But I don’t think any of the political uproar, even should it continue, would impede the deal. And there’s certainly no sign that Congress, which could adopt legislation that would stop the deal by changing Section 7874 of the tax code, is going to do anything.

Should this transaction go as I expect it to, it not only will be the biggest desertion in history but also will probably be more costly to U.S. taxpayers than previous ones have been. That’s because I expect the deal to be structured to give Allergan shareholders a stake of between 40 and 50 percent of the new Pfizer PLC. That level of ownership by former Allergan holders would allow Pfizer PLC to play far more tax games than a regular deserting company (in which the foreign company’s shareholders own more than 20 percent but less than 40 percent) can manage. (Ask the tax techie of your choice for details.)

This deal, should it happen, would also mark the first time that the Dow Jones industrial average, the quintessential American stock indicator, will include a foreign company.

I’ll spare you the various ways that our country can deal with the desertion problem by fixing our tax code as a carrot, and adopting various penalties for deserters (such as limiting their ability to do business with the federal government) as sticks. We don’t have the space to deal with that today.

For the record: Yes, I know — and have written numerous times — that inverting companies aren’t breaking the law. But just because something is not illegal does not make it right.

And it does not make it in the interest — make that the long-term interest — of deserting firms’ shareholders, either. Why? Because almost all these companies do more business in the United States than in any other country, and lowering federal and state governments’ tax revenue while continuing to consume the same amount of goods and services undermines our national and local economies — and ultimately undermines the companies’ U.S. business.

Finally: When companies desert, we have to increase taxes to replace what they no longer pay, or we have to cut services, or we have to increase borrowing.
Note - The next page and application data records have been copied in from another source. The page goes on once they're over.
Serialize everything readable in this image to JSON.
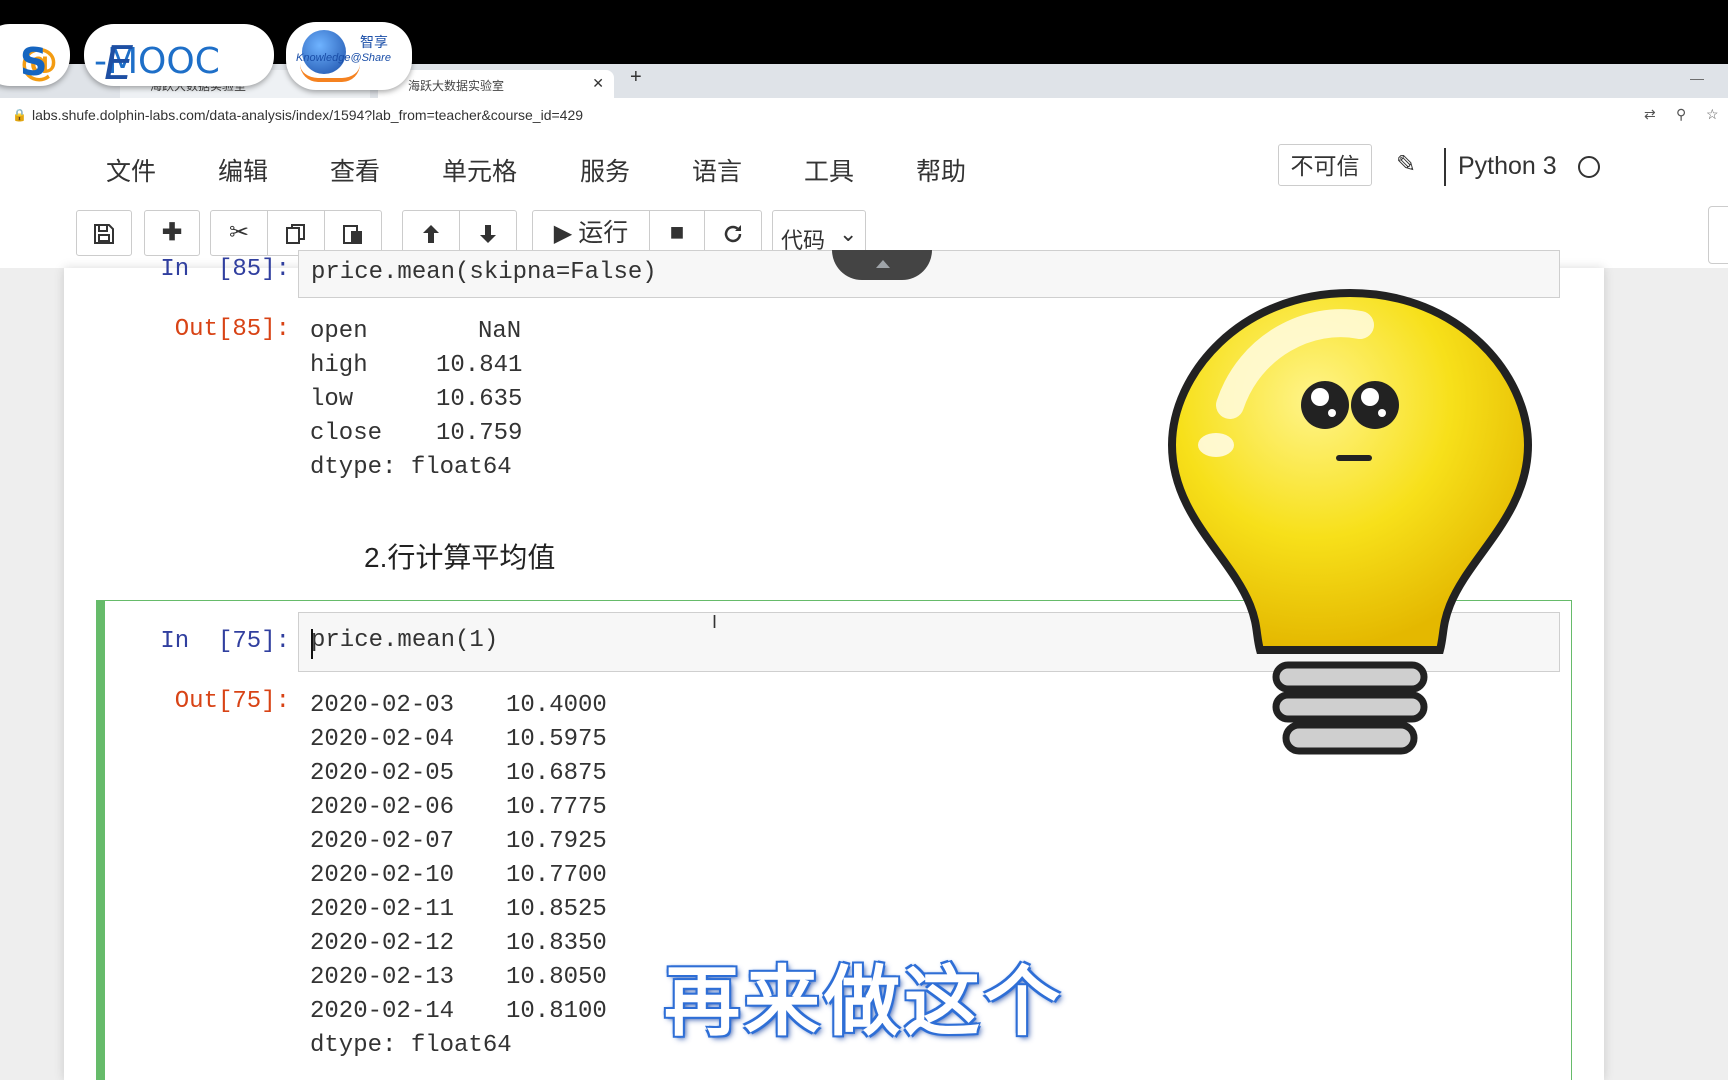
{
  "browser": {
    "tabs": [
      {
        "title": "海跃大数据实验室",
        "active": false
      },
      {
        "title": "海跃大数据实验室",
        "active": true
      }
    ],
    "url": "labs.shufe.dolphin-labs.com/data-analysis/index/1594?lab_from=teacher&course_id=429"
  },
  "logos": {
    "logo1": {
      "at": "@",
      "s": "S"
    },
    "logo2": {
      "e": "E",
      "rest": "-MOOC"
    },
    "logo3": {
      "cn": "智享",
      "en": "Knowledge@Share"
    }
  },
  "menu": {
    "items": [
      "文件",
      "编辑",
      "查看",
      "单元格",
      "服务",
      "语言",
      "工具",
      "帮助"
    ],
    "trust": "不可信",
    "kernel": "Python 3"
  },
  "toolbar": {
    "run_label": "运行",
    "cell_type": "代码"
  },
  "cells": {
    "cell1": {
      "in_prompt": "In  [85]:",
      "code": "price.mean(skipna=False)",
      "out_prompt": "Out[85]:",
      "output": [
        {
          "k": "open",
          "v": "NaN"
        },
        {
          "k": "high",
          "v": "10.841"
        },
        {
          "k": "low",
          "v": "10.635"
        },
        {
          "k": "close",
          "v": "10.759"
        }
      ],
      "dtype": "dtype: float64"
    },
    "markdown_heading": "2.行计算平均值",
    "cell2": {
      "in_prompt": "In  [75]:",
      "code": "price.mean(1)",
      "out_prompt": "Out[75]:",
      "output": [
        {
          "k": "2020-02-03",
          "v": "10.4000"
        },
        {
          "k": "2020-02-04",
          "v": "10.5975"
        },
        {
          "k": "2020-02-05",
          "v": "10.6875"
        },
        {
          "k": "2020-02-06",
          "v": "10.7775"
        },
        {
          "k": "2020-02-07",
          "v": "10.7925"
        },
        {
          "k": "2020-02-10",
          "v": "10.7700"
        },
        {
          "k": "2020-02-11",
          "v": "10.8525"
        },
        {
          "k": "2020-02-12",
          "v": "10.8350"
        },
        {
          "k": "2020-02-13",
          "v": "10.8050"
        },
        {
          "k": "2020-02-14",
          "v": "10.8100"
        }
      ],
      "dtype": "dtype: float64"
    }
  },
  "subtitle": "再来做这个",
  "colors": {
    "selected_cell": "#66bb6a",
    "in_prompt": "#303f9f",
    "out_prompt": "#d84315",
    "bulb": "#f7e01a",
    "subtitle_outline": "#2f6fd6"
  }
}
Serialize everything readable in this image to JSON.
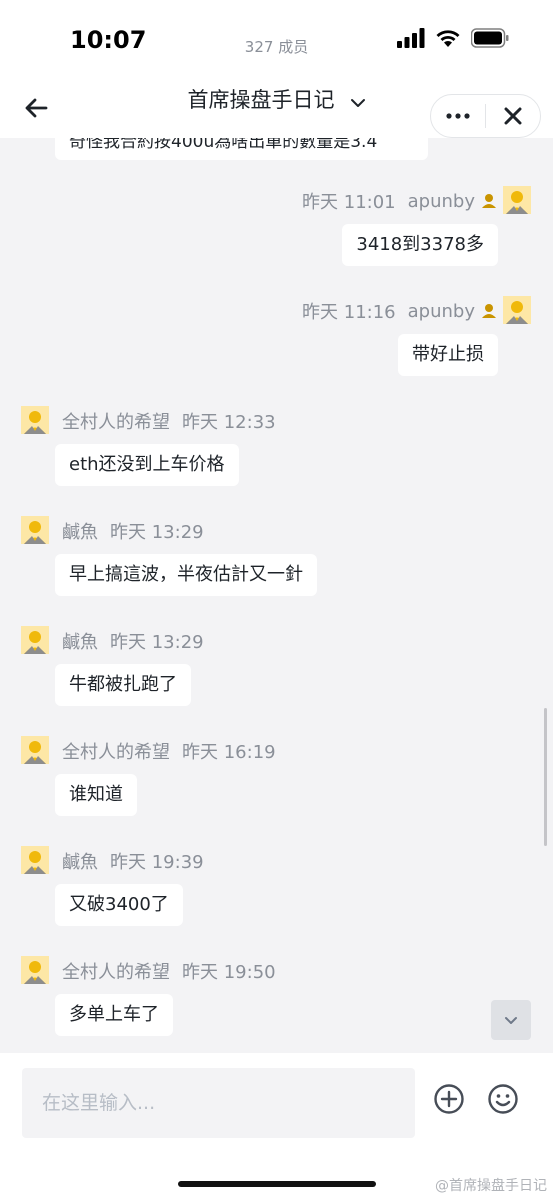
{
  "status_bar": {
    "time": "10:07"
  },
  "header": {
    "title": "首席操盘手日记",
    "member_count": "327 成员",
    "icons": {
      "back": "back-arrow-icon",
      "dropdown": "chevron-down-icon",
      "more": "more-icon",
      "close": "close-icon"
    }
  },
  "chat": {
    "partial_top_message": "奇怪我合約按400u為啥出單的數量是3.4",
    "messages": [
      {
        "side": "right",
        "sender": "apunby",
        "time": "昨天 11:01",
        "text": "3418到3378多",
        "badge": true
      },
      {
        "side": "right",
        "sender": "apunby",
        "time": "昨天 11:16",
        "text": "带好止损",
        "badge": true
      },
      {
        "side": "left",
        "sender": "全村人的希望",
        "time": "昨天 12:33",
        "text": "eth还没到上车价格"
      },
      {
        "side": "left",
        "sender": "鹹魚",
        "time": "昨天 13:29",
        "text": "早上搞這波，半夜估計又一針"
      },
      {
        "side": "left",
        "sender": "鹹魚",
        "time": "昨天 13:29",
        "text": "牛都被扎跑了"
      },
      {
        "side": "left",
        "sender": "全村人的希望",
        "time": "昨天 16:19",
        "text": "谁知道"
      },
      {
        "side": "left",
        "sender": "鹹魚",
        "time": "昨天 19:39",
        "text": "又破3400了"
      },
      {
        "side": "left",
        "sender": "全村人的希望",
        "time": "昨天 19:50",
        "text": "多单上车了"
      }
    ]
  },
  "input": {
    "placeholder": "在这里输入...",
    "icons": {
      "add": "plus-circle-icon",
      "emoji": "emoji-icon"
    }
  },
  "watermark": "@首席操盘手日记",
  "colors": {
    "accent_yellow": "#f0b90b",
    "background": "#f3f3f5",
    "text_primary": "#1e2329",
    "text_secondary": "#8a8f98"
  }
}
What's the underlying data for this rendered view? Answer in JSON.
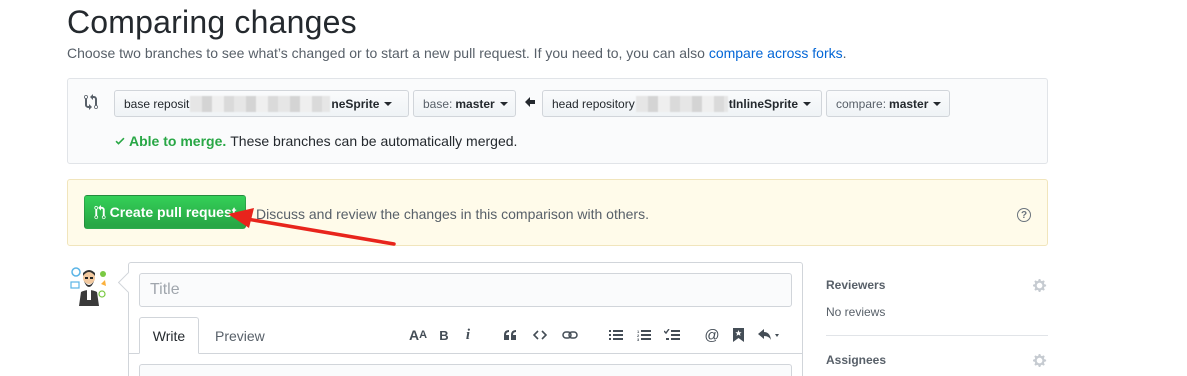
{
  "page": {
    "title": "Comparing changes",
    "description": "Choose two branches to see what’s changed or to start a new pull request. If you need to, you can also ",
    "description_link": "compare across forks",
    "description_end": "."
  },
  "range": {
    "base_repo_prefix": "base reposit",
    "base_repo_suffix": "neSprite",
    "base_branch_label": "base:",
    "base_branch_value": "master",
    "head_repo_prefix": "head repository",
    "head_repo_suffix": "tInlineSprite",
    "compare_label": "compare:",
    "compare_value": "master"
  },
  "merge": {
    "status_bold": "Able to merge.",
    "status_text": "These branches can be automatically merged."
  },
  "flash": {
    "button_label": "Create pull request",
    "description": "Discuss and review the changes in this comparison with others."
  },
  "composer": {
    "title_placeholder": "Title",
    "tab_write": "Write",
    "tab_preview": "Preview",
    "toolbar_icons": [
      "text-size-icon",
      "bold-icon",
      "italic-icon",
      "quote-icon",
      "code-icon",
      "link-icon",
      "bulleted-list-icon",
      "numbered-list-icon",
      "task-list-icon",
      "mention-icon",
      "bookmark-icon",
      "reply-icon"
    ]
  },
  "sidebar": {
    "reviewers_heading": "Reviewers",
    "reviewers_value": "No reviews",
    "assignees_heading": "Assignees"
  },
  "colors": {
    "accent_green": "#28a745",
    "link_blue": "#0366d6",
    "annotation_red": "#e8241c",
    "flash_bg": "#fffbea"
  }
}
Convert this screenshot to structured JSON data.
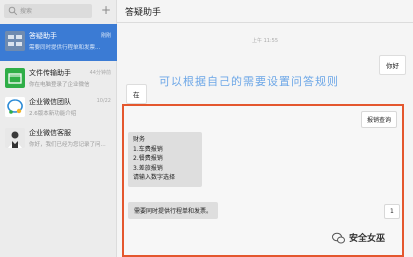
{
  "search": {
    "placeholder": "搜索"
  },
  "sidebar": {
    "add_label": "+",
    "conversations": [
      {
        "name": "答疑助手",
        "preview": "需要同时提供行程单和发票...",
        "time": "刚刚",
        "active": true,
        "avatar_text": "答疑助手",
        "avatar_color": "#6f8bb0"
      },
      {
        "name": "文件传输助手",
        "preview": "你在电脑登录了企业微信",
        "time": "44分钟前",
        "active": false,
        "avatar_text": "",
        "avatar_color": "#2fae47"
      },
      {
        "name": "企业微信团队",
        "preview": "2.6版本新功能介绍",
        "time": "10/22",
        "active": false,
        "avatar_text": "",
        "avatar_color": "#ffffff"
      },
      {
        "name": "企业微信客服",
        "preview": "你好，我们已经为您记录了问...",
        "time": "",
        "active": false,
        "avatar_text": "",
        "avatar_color": "#e8e8e8"
      }
    ]
  },
  "chat": {
    "title": "答疑助手",
    "timestamp": "上午 11:55",
    "messages": {
      "out_hello": "你好",
      "in_zai": "在",
      "overlay": "可以根据自己的需要设置问答规则",
      "out_query": "报销查询",
      "menu": [
        "财务",
        "1.车费报销",
        "2.餐费报销",
        "3.差旅报销",
        "请输入数字选择"
      ],
      "out_choice": "1",
      "reply": "需要同时提供行程单和发票。"
    }
  },
  "watermark": {
    "text": "安全女巫"
  },
  "colors": {
    "active": "#3b7bd4",
    "highlight_box": "#e4572e",
    "overlay_text": "#6da7e7"
  }
}
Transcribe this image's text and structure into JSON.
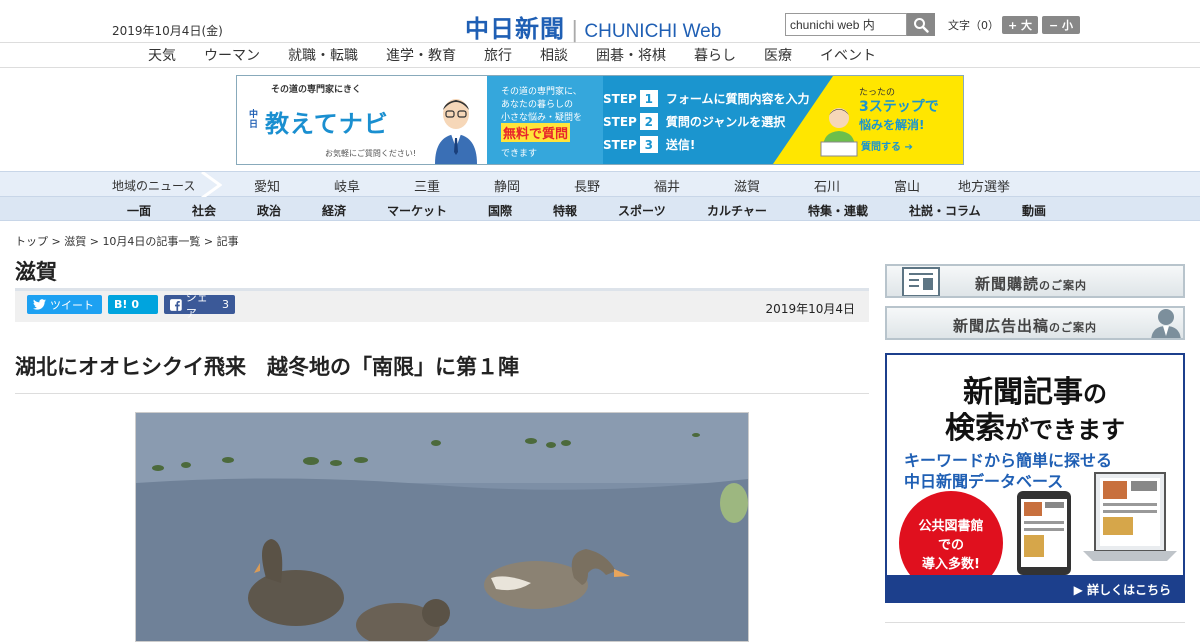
{
  "header": {
    "date": "2019年10月4日(金)",
    "logo_ja": "中日新聞",
    "logo_sep": "|",
    "logo_en_a": "CHUNICHI ",
    "logo_en_b": "Web",
    "search_value": "chunichi web 内",
    "font_label": "文字（0）",
    "font_larger": "+ 大",
    "font_smaller": "− 小",
    "brand_color": "#1f5fb4"
  },
  "top_nav": [
    "天気",
    "ウーマン",
    "就職・転職",
    "進学・教育",
    "旅行",
    "相談",
    "囲碁・将棋",
    "暮らし",
    "医療",
    "イベント"
  ],
  "banner": {
    "brand_small": "中日",
    "catch": "その道の専門家にきく",
    "title": "教えてナビ",
    "sub": "お気軽にご質問ください!",
    "mid_l1": "その道の専門家に、",
    "mid_l2": "あなたの暮らしの",
    "mid_l3": "小さな悩み・疑問を",
    "mid_hl": "無料で質問",
    "mid_l4": "できます",
    "step_label": "STEP",
    "steps": [
      {
        "num": "1",
        "text": "フォームに質問内容を入力"
      },
      {
        "num": "2",
        "text": "質問のジャンルを選択"
      },
      {
        "num": "3",
        "text": "送信!"
      }
    ],
    "right_l1": "たったの",
    "right_l2": "3ステップで",
    "right_l3": "悩みを解消!",
    "cta": "質問する"
  },
  "region_nav": {
    "label": "地域のニュース",
    "items": [
      "愛知",
      "岐阜",
      "三重",
      "静岡",
      "長野",
      "福井",
      "滋賀",
      "石川",
      "富山",
      "地方選挙"
    ]
  },
  "genre_nav": [
    "一面",
    "社会",
    "政治",
    "経済",
    "マーケット",
    "国際",
    "特報",
    "スポーツ",
    "カルチャー",
    "特集・連載",
    "社説・コラム",
    "動画"
  ],
  "breadcrumb": {
    "top": "トップ",
    "sep": " > ",
    "section": "滋賀",
    "list": "10月4日の記事一覧",
    "current": "記事"
  },
  "article": {
    "section_title": "滋賀",
    "tweet": "ツイート",
    "hatena_label": "B!",
    "hatena_count": "0",
    "fb_label": "シェア",
    "fb_count": "3",
    "date": "2019年10月4日",
    "headline": "湖北にオオヒシクイ飛来　越冬地の「南限」に第１陣"
  },
  "sidebar": {
    "subscribe_main": "新聞購読",
    "subscribe_sub": "のご案内",
    "advert_main": "新聞広告出稿",
    "advert_sub": "のご案内",
    "ad_l1a": "新聞記事",
    "ad_l1b": "の",
    "ad_l2a": "検索",
    "ad_l2b": "ができます",
    "ad_l3": "キーワードから簡単に探せる",
    "ad_l4": "中日新聞データベース",
    "ad_badge_1": "公共図書館",
    "ad_badge_2": "での",
    "ad_badge_3": "導入多数!",
    "ad_footer": "▶ 詳しくはこちら"
  }
}
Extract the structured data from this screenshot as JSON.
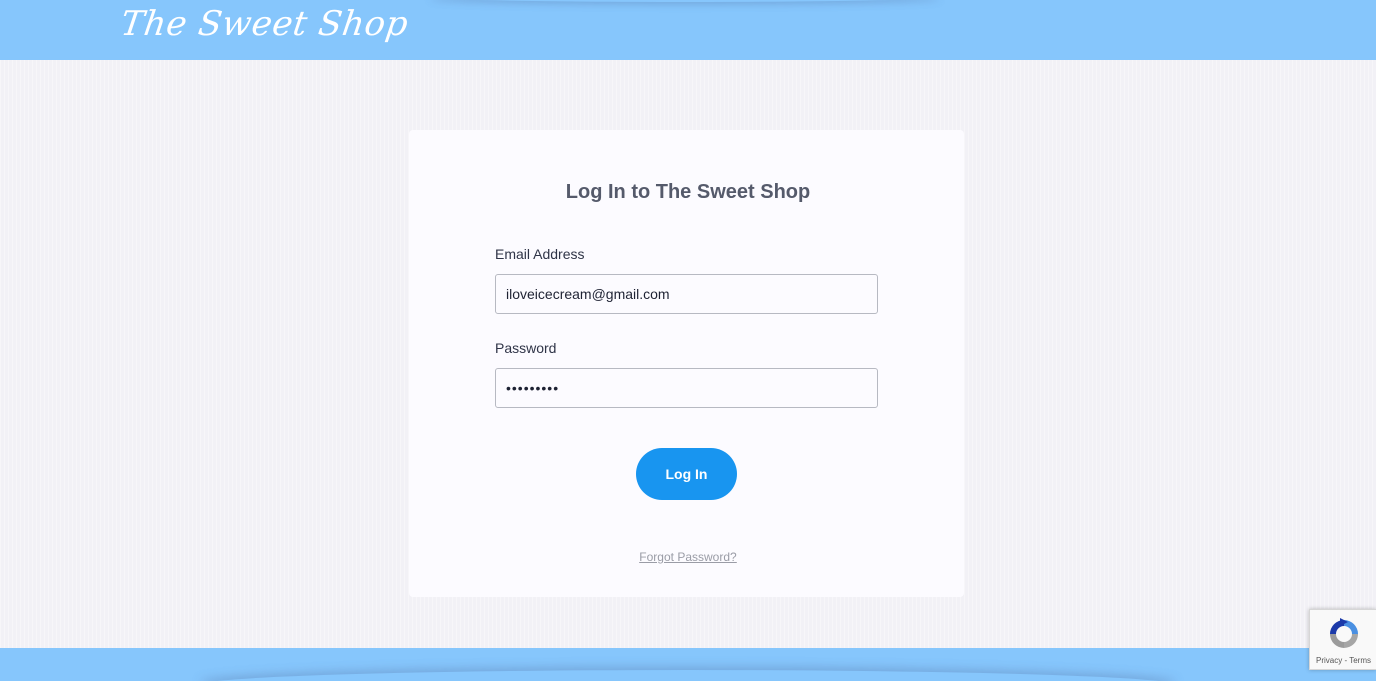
{
  "header": {
    "logo_text": "The Sweet Shop",
    "background_color": "#86c6fc"
  },
  "login": {
    "title": "Log In to The Sweet Shop",
    "email_label": "Email Address",
    "email_value": "iloveicecream@gmail.com",
    "password_label": "Password",
    "password_value": "shortcake",
    "submit_label": "Log In",
    "forgot_link": "Forgot Password?"
  },
  "recaptcha": {
    "icon": "recaptcha-icon",
    "privacy": "Privacy",
    "separator": " - ",
    "terms": "Terms"
  },
  "colors": {
    "accent": "#1895f0",
    "header": "#86c6fc",
    "page_bg": "#f2f1f6"
  }
}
In other words, someone is picking up the tab for these deserters. Look in the mirror, and you will see who it is.